As a side note, I want to mention that the merits of blogging are a constant debate around here: on one hand, blogs, websites, and internet in general can be such useful tools for sharing information, as well as allowing opportunity for creative writing and valuable documentation; on the other hand, this means more time spent infront of a screen, usually by myself, when there are so many hands-on projects that need to be done on our busy homestead...and yes, there are definitely days when I'm ready to get rid of the computer all together, and during these stretches my blog posts get irratic. I'm sure this is a common discussion among all you urban (and rural) homesteaders out there.
However, I am always encouraged by the many people I've met through this blog, and other events at our homestead, who share their knowledge and are able to glean valuable bits from our experience. Thank you to all of you who read this, provide comments, and send us emails! One of the reasons we are urban homesteaders, rather than setting up a rural farm life, is because in the city we can connect more easily with community around us - so for now, I continue the blogging, planning workshops, hosting events, and doing community work...and try to balance it with entire days spent outdoors in the garden, with the computer turned off.
Farming worms - vermicomposting!

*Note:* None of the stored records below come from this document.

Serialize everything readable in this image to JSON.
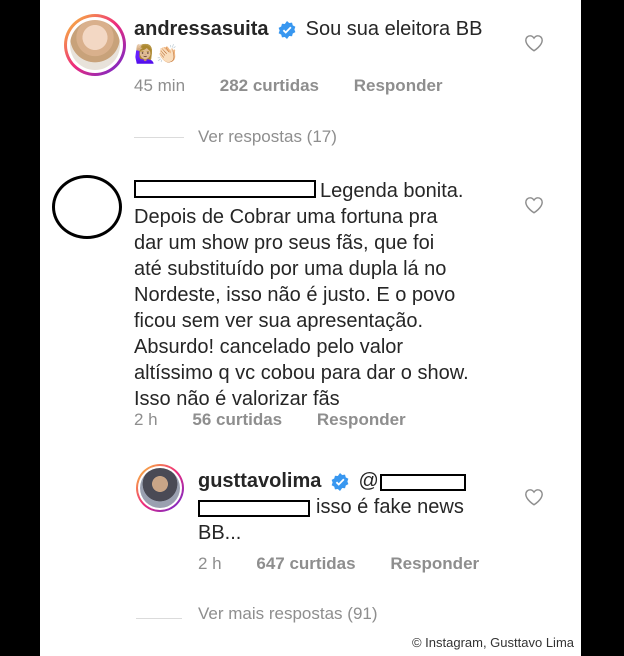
{
  "comments": [
    {
      "username": "andressasuita",
      "text": "Sou sua eleitora BB",
      "emojis": "🙋🏼‍♀️👏🏻",
      "time": "45 min",
      "likes": "282 curtidas",
      "reply_label": "Responder"
    },
    {
      "text_lines": [
        "Legenda bonita.",
        "Depois de Cobrar uma fortuna pra",
        "dar um show pro seus fãs, que foi",
        "até substituído por uma dupla lá no",
        "Nordeste, isso não é justo.  E o povo",
        "ficou sem ver sua apresentação.",
        "Absurdo! cancelado pelo valor",
        "altíssimo q vc cobou para dar o show.",
        "Isso não é valorizar fãs"
      ],
      "time": "2 h",
      "likes": "56 curtidas",
      "reply_label": "Responder"
    }
  ],
  "view_replies_1": "Ver respostas (17)",
  "reply": {
    "username": "gusttavolima",
    "mention": "@",
    "text": "isso é fake news",
    "text2": "BB...",
    "time": "2 h",
    "likes": "647 curtidas",
    "reply_label": "Responder"
  },
  "view_more_replies": "Ver mais respostas (91)",
  "credit": "© Instagram, Gusttavo Lima",
  "colors": {
    "verified": "#3897f0",
    "text": "#262626",
    "meta": "#8e8e8e"
  }
}
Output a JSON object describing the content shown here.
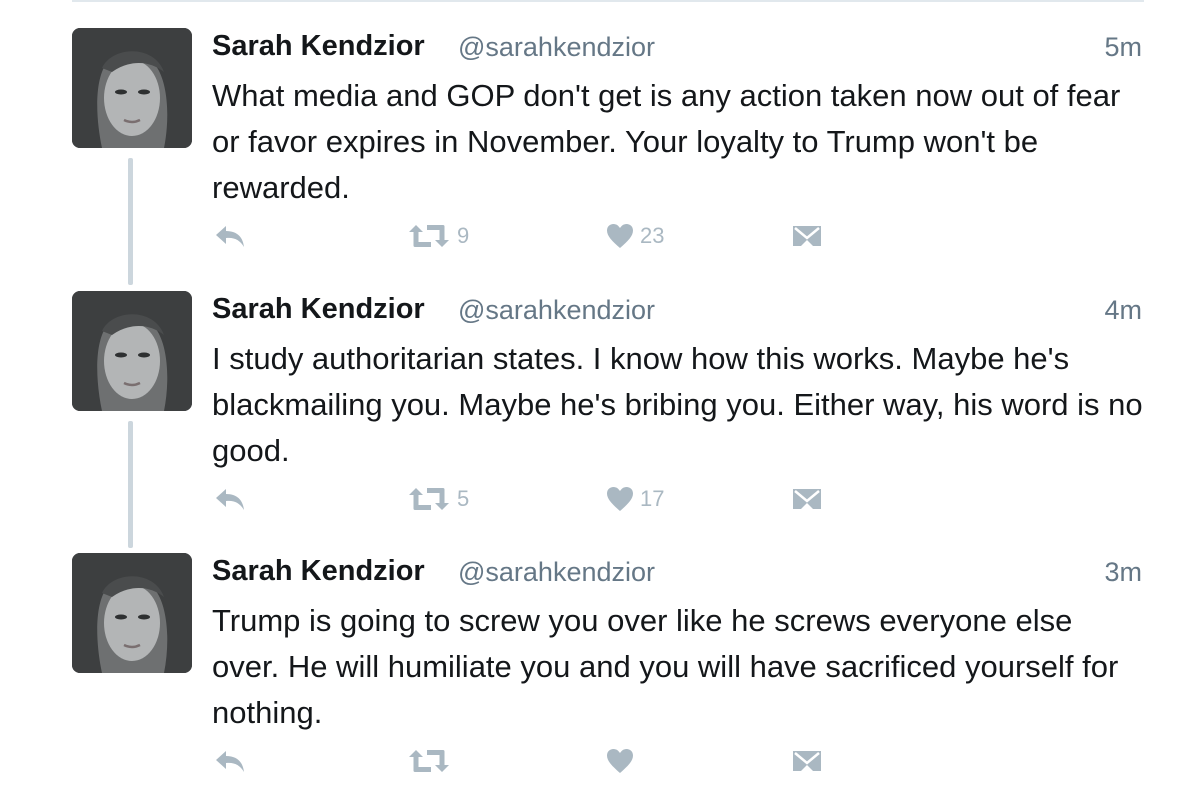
{
  "tweets": [
    {
      "name": "Sarah Kendzior",
      "handle": "@sarahkendzior",
      "time": "5m",
      "text": "What media and GOP don't get is any action taken now out of fear or favor expires in November. Your loyalty to Trump won't be rewarded.",
      "retweets": "9",
      "likes": "23"
    },
    {
      "name": "Sarah Kendzior",
      "handle": "@sarahkendzior",
      "time": "4m",
      "text": "I study authoritarian states. I know how this works. Maybe he's blackmailing you. Maybe he's bribing you. Either way, his word is no good.",
      "retweets": "5",
      "likes": "17"
    },
    {
      "name": "Sarah Kendzior",
      "handle": "@sarahkendzior",
      "time": "3m",
      "text": "Trump is going to screw you over like he screws everyone else over. He will humiliate you and you will have sacrificed yourself for nothing.",
      "retweets": "",
      "likes": ""
    }
  ],
  "icons": {
    "reply": "reply-icon",
    "retweet": "retweet-icon",
    "like": "heart-icon",
    "message": "direct-message-icon"
  },
  "colors": {
    "text": "#14171a",
    "secondary": "#657786",
    "icon": "#aab8c2",
    "thread_line": "#ccd6dd"
  }
}
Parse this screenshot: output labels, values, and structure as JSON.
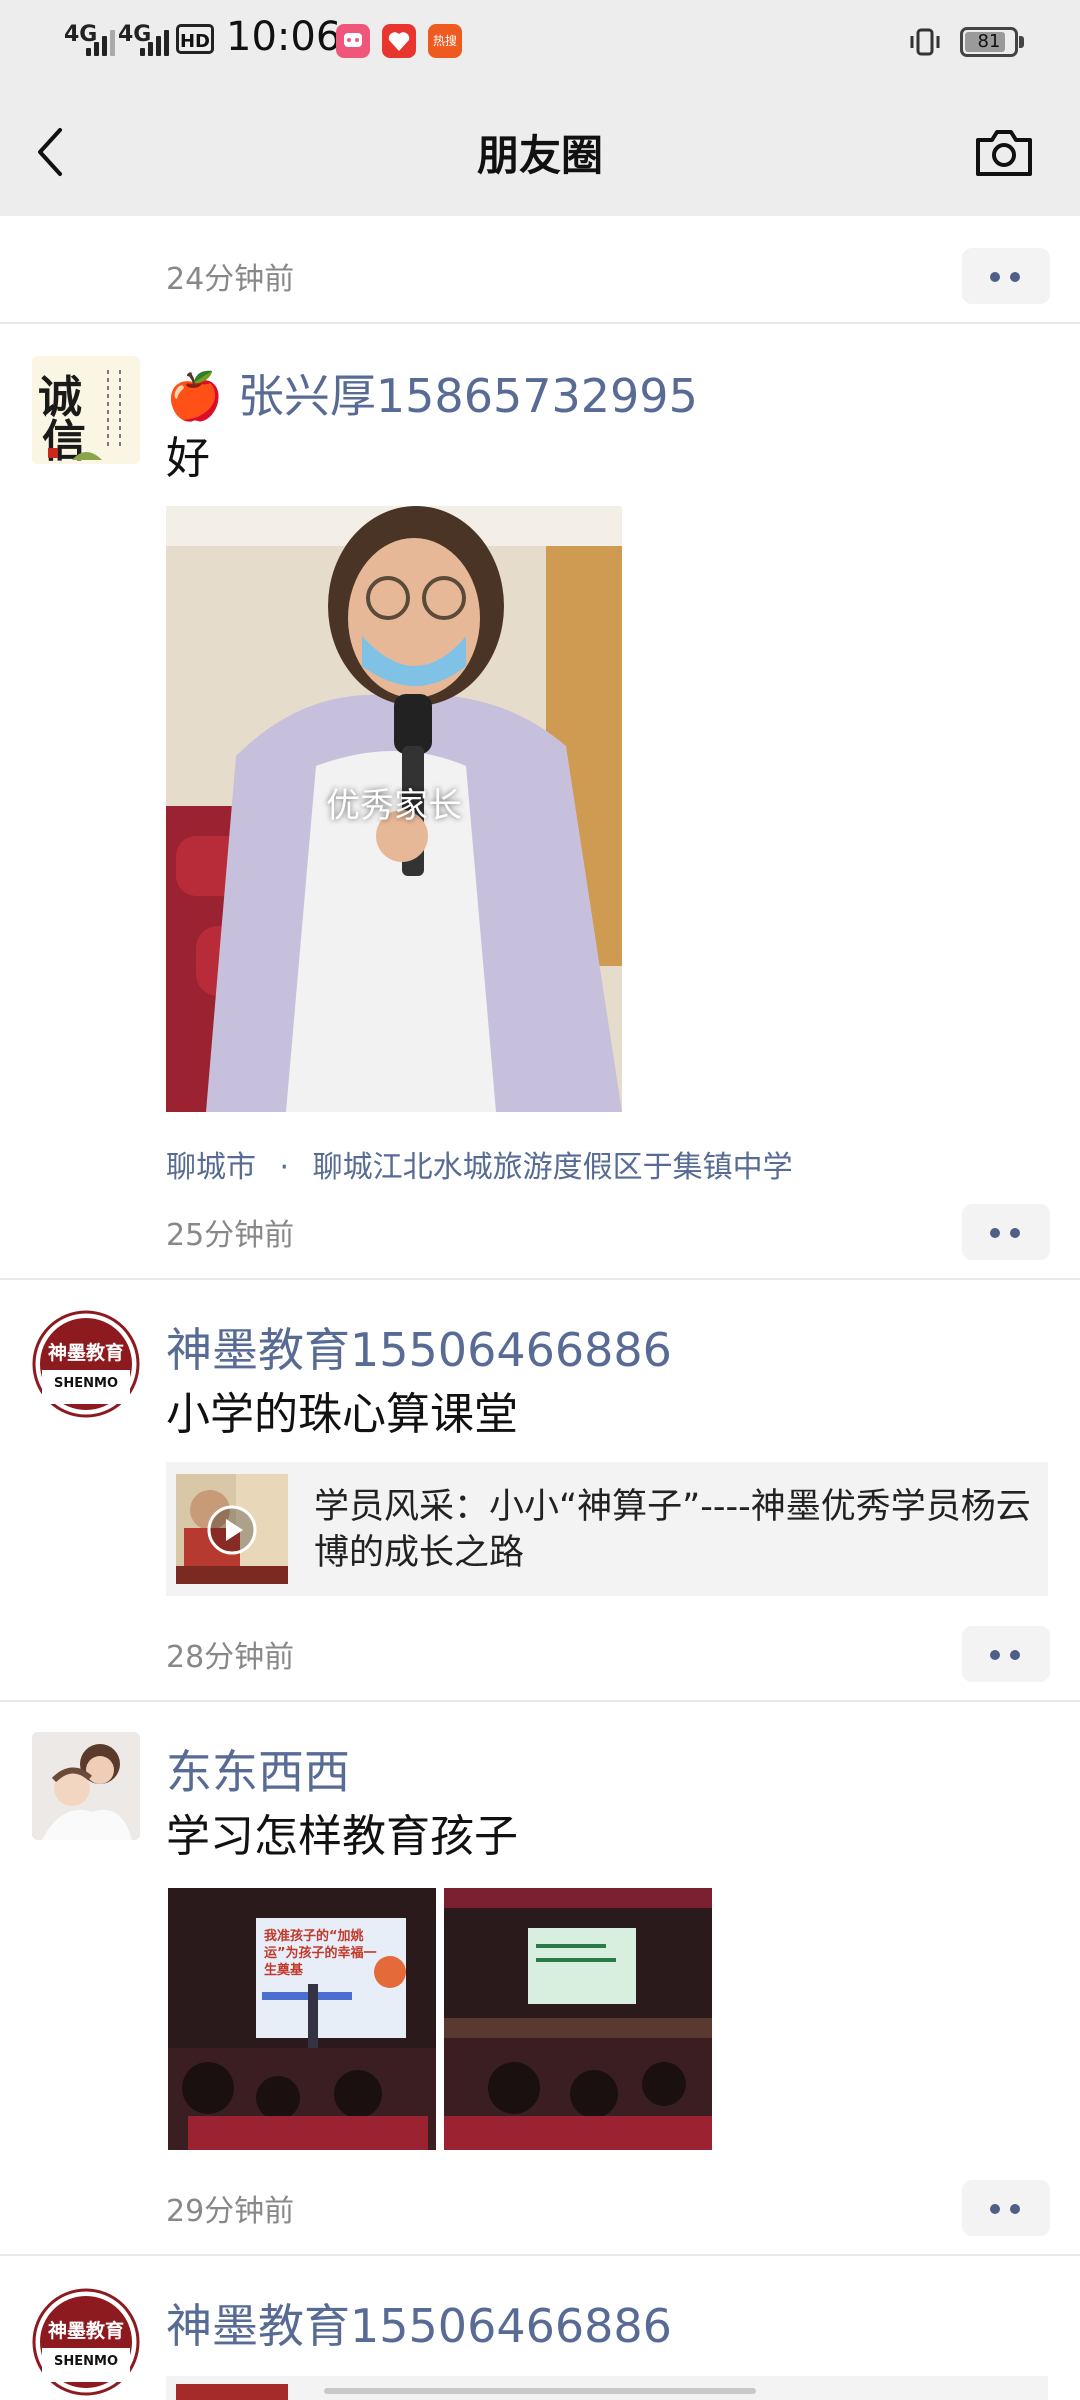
{
  "status_bar": {
    "network_1": "4G",
    "network_2": "4G",
    "hd_badge": "HD",
    "time": "10:06",
    "app_badge_3": "热搜",
    "battery_level": "81"
  },
  "nav": {
    "title": "朋友圈"
  },
  "posts": [
    {
      "time": "24分钟前"
    },
    {
      "avatar_text": "诚信",
      "name": "🍎 张兴厚15865732995",
      "text": "好",
      "image_caption": "优秀家长",
      "location_city": "聊城市",
      "location_separator": "·",
      "location_place": "聊城江北水城旅游度假区于集镇中学",
      "time": "25分钟前"
    },
    {
      "avatar_text": "神墨教育",
      "avatar_sub": "SHENMO",
      "name": "神墨教育15506466886",
      "text": "小学的珠心算课堂",
      "link_title": "学员风采：小小“神算子”----神墨优秀学员杨云博的成长之路",
      "time": "28分钟前"
    },
    {
      "name": "东东西西",
      "text": "学习怎样教育孩子",
      "image_1_text": "我准孩子的“加姚运”为孩子的幸福一生奠基",
      "time": "29分钟前"
    },
    {
      "avatar_text": "神墨教育",
      "avatar_sub": "SHENMO",
      "name": "神墨教育15506466886"
    }
  ]
}
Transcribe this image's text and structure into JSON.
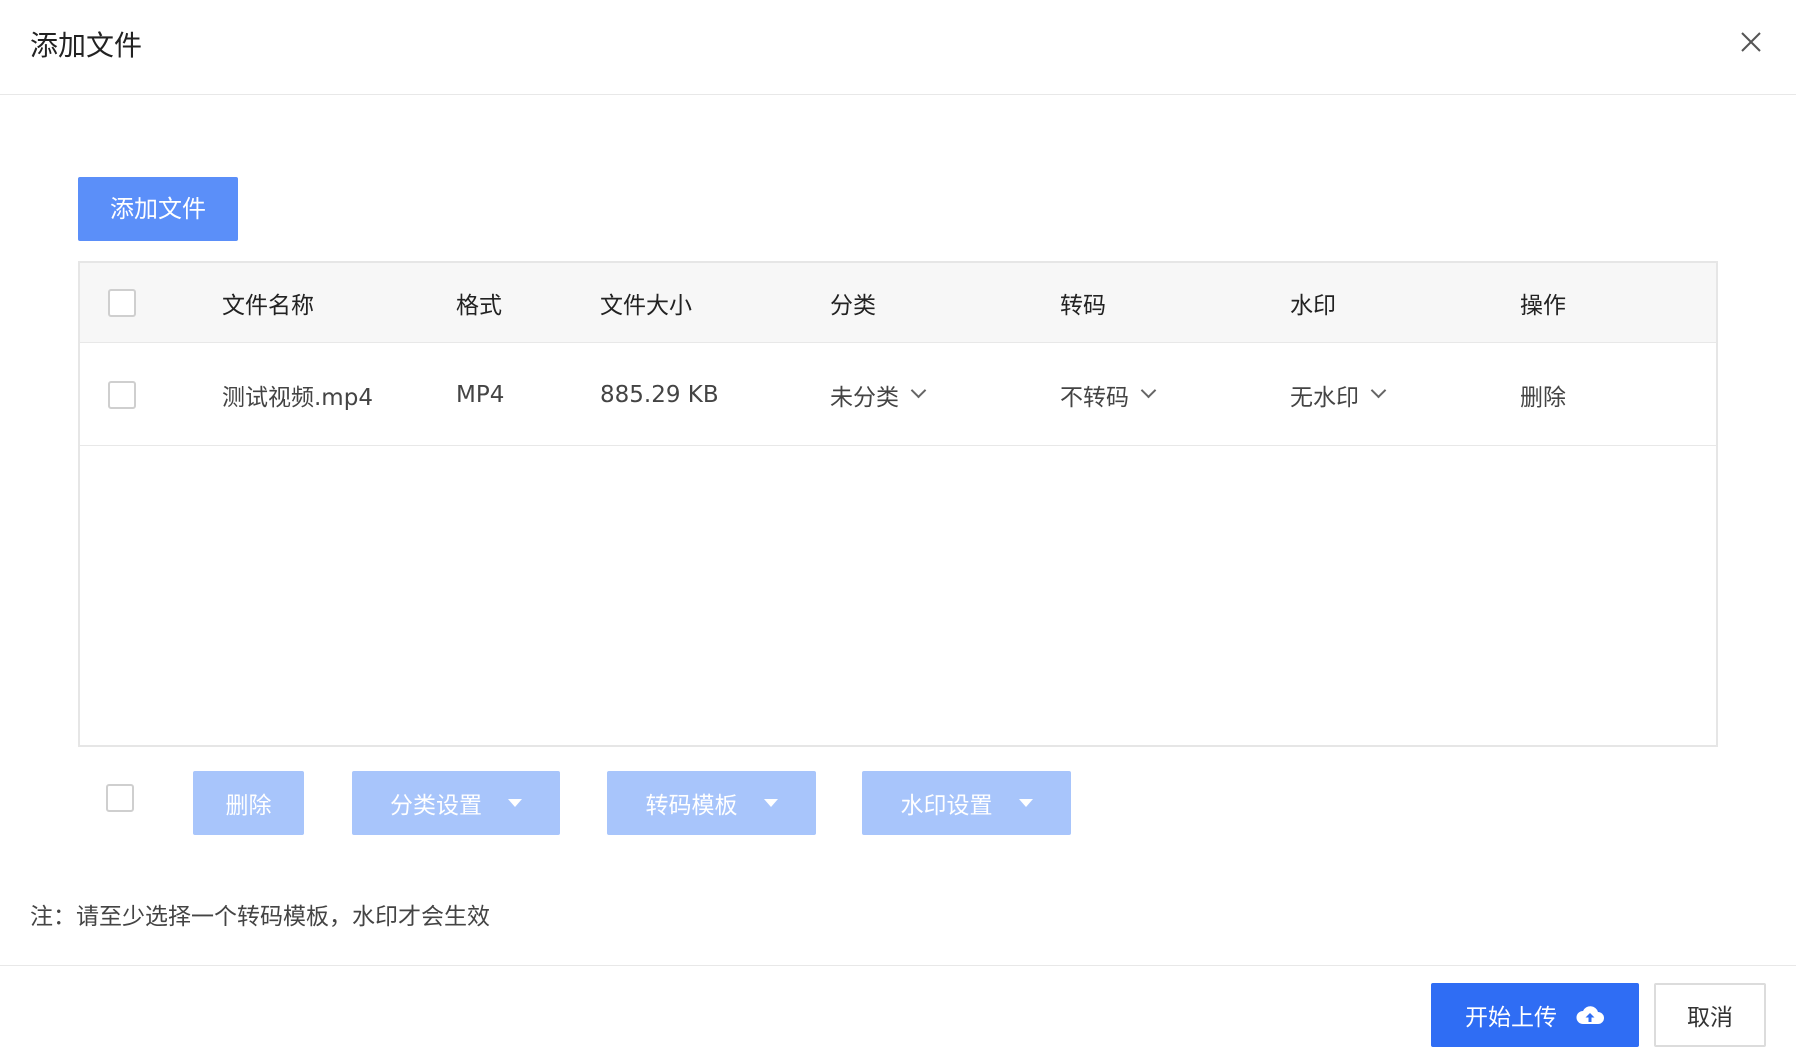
{
  "dialog": {
    "title": "添加文件",
    "close_icon": "close-icon"
  },
  "toolbar": {
    "add_file_label": "添加文件"
  },
  "table": {
    "columns": [
      "文件名称",
      "格式",
      "文件大小",
      "分类",
      "转码",
      "水印",
      "操作"
    ],
    "rows": [
      {
        "name": "测试视频.mp4",
        "format": "MP4",
        "size": "885.29 KB",
        "category": "未分类",
        "transcode": "不转码",
        "watermark": "无水印",
        "action": "删除"
      }
    ]
  },
  "bulk_actions": {
    "delete_label": "删除",
    "category_label": "分类设置",
    "transcode_label": "转码模板",
    "watermark_label": "水印设置"
  },
  "note": "注：请至少选择一个转码模板，水印才会生效",
  "footer": {
    "upload_label": "开始上传",
    "upload_icon": "cloud-upload-icon",
    "cancel_label": "取消"
  },
  "colors": {
    "primary": "#2f6df4",
    "primary_light": "#5b8ff9",
    "disabled": "#a8c5fb",
    "link": "#3b73e8"
  }
}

Last weekend, our friend Jeff, from Transition KW, came to lead an informative workshop on vermicomposting. He has been farming his worms for several years, and is quite enchanted with them (red wigglers or European nightcrawlers). And, yes, worms are wonderful! Easy to maintain, devouring compost quickly and quietly, and producing beautiful worm castings, which can be used directly in the garden or on houseplants, or made into a nutrient-rich compost tea. Jeff advocates for a 3-bin worm system (using large sturdy plastic bins), with holes drilled in the lid and filled with one inch strips of shredded newspaper and cardboard, soil and about 10-15 crushed eggshells. Add enough de-chlorinated water to lightly moisten the mixture and blend all well. Add 1/2 pound of worms under the bedding, add some handfuls of fruit or vegetable scraps in one corner, and voila - you have a worm composting system ready to go! The top bin can have a cover made of screened mesh or thin cheesecloth to keep out fruit flies. Avoid citrus, oily foods, dairy and meat in the worm feedings - the eggshells help to balance the ph of the bin. This system is perfect for someone in an apartment without an outdoor compost system, or those who wish to keep an active compost pile going all winter long.
By the way, vermicomposting is the perfect project to get kids involved in. Our young daughter loves checking on the worms each day, feeding them scraps of carrot peelings and squash rinds, and generally views them as curious household pets that need to be cared for.
A useful resource book to follow up with more detail:
Worms Eat My Garbage: How to Set up and Maintain a Worm Composting System - by Mary Appelhof